At the close of the Legislative Session, Gov. Ron DeSantis batted back concerns about possible lawsuits arising from some of the most contentious bills passed this year.
“There’s a cottage industry of lawsuits. That’s what happens when you do this,” DeSantis told reporters in the Capitol rotunda after the hankie dropped to signify the end of the 2021 Legislative Session.
No less than two days after DeSantis signed House Bill 1, a bill to create new penalties for protesters, civil rights lawyers filed a challenge arguing the law infringes on the “peaceful expression of speech.”
“The HB 1 lawsuit, I don’t think is viable.
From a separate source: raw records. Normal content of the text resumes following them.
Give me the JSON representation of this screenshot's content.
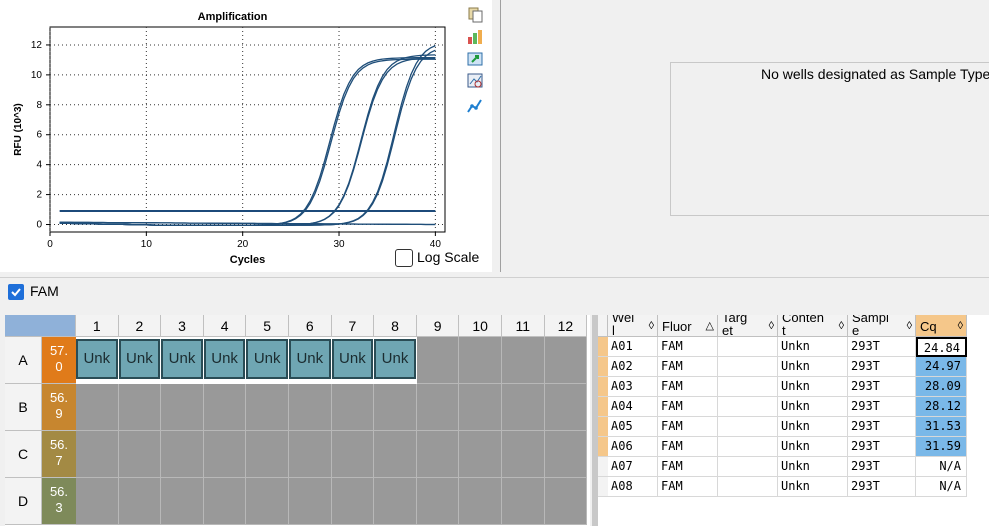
{
  "chart": {
    "toolbar_icons": [
      "copy-icon",
      "export-icon",
      "refresh-icon",
      "zoom-icon",
      "chart-settings-icon"
    ],
    "log_scale_label": "Log Scale",
    "log_scale_checked": false
  },
  "chart_data": {
    "type": "line",
    "title": "Amplification",
    "xlabel": "Cycles",
    "ylabel": "RFU (10^3)",
    "xlim": [
      0,
      41
    ],
    "ylim": [
      -0.5,
      13.2
    ],
    "xticks": [
      0,
      10,
      20,
      30,
      40
    ],
    "yticks": [
      0,
      2,
      4,
      6,
      8,
      10,
      12
    ],
    "threshold": 0.9,
    "series": [
      {
        "well": "A01",
        "cq": 24.84,
        "plateau": 11.2
      },
      {
        "well": "A02",
        "cq": 24.97,
        "plateau": 11.1
      },
      {
        "well": "A03",
        "cq": 28.09,
        "plateau": 11.4
      },
      {
        "well": "A04",
        "cq": 28.12,
        "plateau": 11.2
      },
      {
        "well": "A05",
        "cq": 31.53,
        "plateau": 12.3
      },
      {
        "well": "A06",
        "cq": 31.59,
        "plateau": 12.0
      },
      {
        "well": "A07",
        "cq": null,
        "plateau": 0.0
      },
      {
        "well": "A08",
        "cq": null,
        "plateau": 0.0
      }
    ]
  },
  "sample_panel": {
    "message": "No wells designated as Sample Type"
  },
  "fluor": {
    "label": "FAM",
    "checked": true
  },
  "plate": {
    "columns": [
      "1",
      "2",
      "3",
      "4",
      "5",
      "6",
      "7",
      "8",
      "9",
      "10",
      "11",
      "12"
    ],
    "rows": [
      {
        "label": "A",
        "temp": "57.\n0",
        "temp_color": "#e07b1a",
        "wells": [
          "Unk",
          "Unk",
          "Unk",
          "Unk",
          "Unk",
          "Unk",
          "Unk",
          "Unk",
          "",
          "",
          "",
          ""
        ]
      },
      {
        "label": "B",
        "temp": "56.\n9",
        "temp_color": "#c7862f",
        "wells": [
          "",
          "",
          "",
          "",
          "",
          "",
          "",
          "",
          "",
          "",
          "",
          ""
        ]
      },
      {
        "label": "C",
        "temp": "56.\n7",
        "temp_color": "#a38a44",
        "wells": [
          "",
          "",
          "",
          "",
          "",
          "",
          "",
          "",
          "",
          "",
          "",
          ""
        ]
      },
      {
        "label": "D",
        "temp": "56.\n3",
        "temp_color": "#7e8a5a",
        "wells": [
          "",
          "",
          "",
          "",
          "",
          "",
          "",
          "",
          "",
          "",
          "",
          ""
        ]
      }
    ]
  },
  "table": {
    "headers": [
      {
        "label": "Wel\nl",
        "sort": "◊"
      },
      {
        "label": "Fluor",
        "sort": "△"
      },
      {
        "label": "Targ\net",
        "sort": "◊"
      },
      {
        "label": "Conten\nt",
        "sort": "◊"
      },
      {
        "label": "Sampl\ne",
        "sort": "◊"
      },
      {
        "label": "Cq",
        "sort": "◊"
      }
    ],
    "rows": [
      {
        "well": "A01",
        "fluor": "FAM",
        "target": "",
        "content": "Unkn",
        "sample": "293T",
        "cq": "24.84",
        "selected": true
      },
      {
        "well": "A02",
        "fluor": "FAM",
        "target": "",
        "content": "Unkn",
        "sample": "293T",
        "cq": "24.97",
        "highlight": true
      },
      {
        "well": "A03",
        "fluor": "FAM",
        "target": "",
        "content": "Unkn",
        "sample": "293T",
        "cq": "28.09",
        "highlight": true
      },
      {
        "well": "A04",
        "fluor": "FAM",
        "target": "",
        "content": "Unkn",
        "sample": "293T",
        "cq": "28.12",
        "highlight": true
      },
      {
        "well": "A05",
        "fluor": "FAM",
        "target": "",
        "content": "Unkn",
        "sample": "293T",
        "cq": "31.53",
        "highlight": true
      },
      {
        "well": "A06",
        "fluor": "FAM",
        "target": "",
        "content": "Unkn",
        "sample": "293T",
        "cq": "31.59",
        "highlight": true
      },
      {
        "well": "A07",
        "fluor": "FAM",
        "target": "",
        "content": "Unkn",
        "sample": "293T",
        "cq": "N/A"
      },
      {
        "well": "A08",
        "fluor": "FAM",
        "target": "",
        "content": "Unkn",
        "sample": "293T",
        "cq": "N/A"
      }
    ]
  }
}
I think we’ll ultimately win that one,” DeSantis told reporters.
Democrats have called other Republican-backed bills unconstitutional, like an elections overhaul bill passed along party lines.
The Governor said Friday he will sign that bill.
“I think the election stuff we’ve done, understanding that of course there’s always going to be challenges, but I think they were really attentive to some of the pitfalls, and I think that’ll pass muster as well,” DeSantis said.
DeSantis said he expects a challenge to a bill passed this Session dealing with campaign finance (SB 1890) that puts a limit on contributions made to political committees sponsoring or opposing a constitutional amendment on a ballot.
“I think it strikes a good balance because you do have the ability to speak, but we also want it to be more of a grassroot thing,” DeSantis said.
But in response to a question from a reporter asking about the transgender athlete ban, DeSantis would not discuss the constitutionality of the ban.
But a similar law has played out in another state. A ban on transgender athletes passed by the Idaho Legislature is similar to the one Florida passed this Session. The ban in Idaho was blocked by a federal court. A lawsuit challenging the legality is underway.
Florida’s bill, provided DeSantis makes good on his promise to sign it, would block transgender girls and women from competing on girls’ and women’s sports teams. After the original bill stalled in the Senate, a somewhat watered down version passed when lawmakers added it as an amendment to an unrelate bill dealing with charter schools — a move that enraged critics.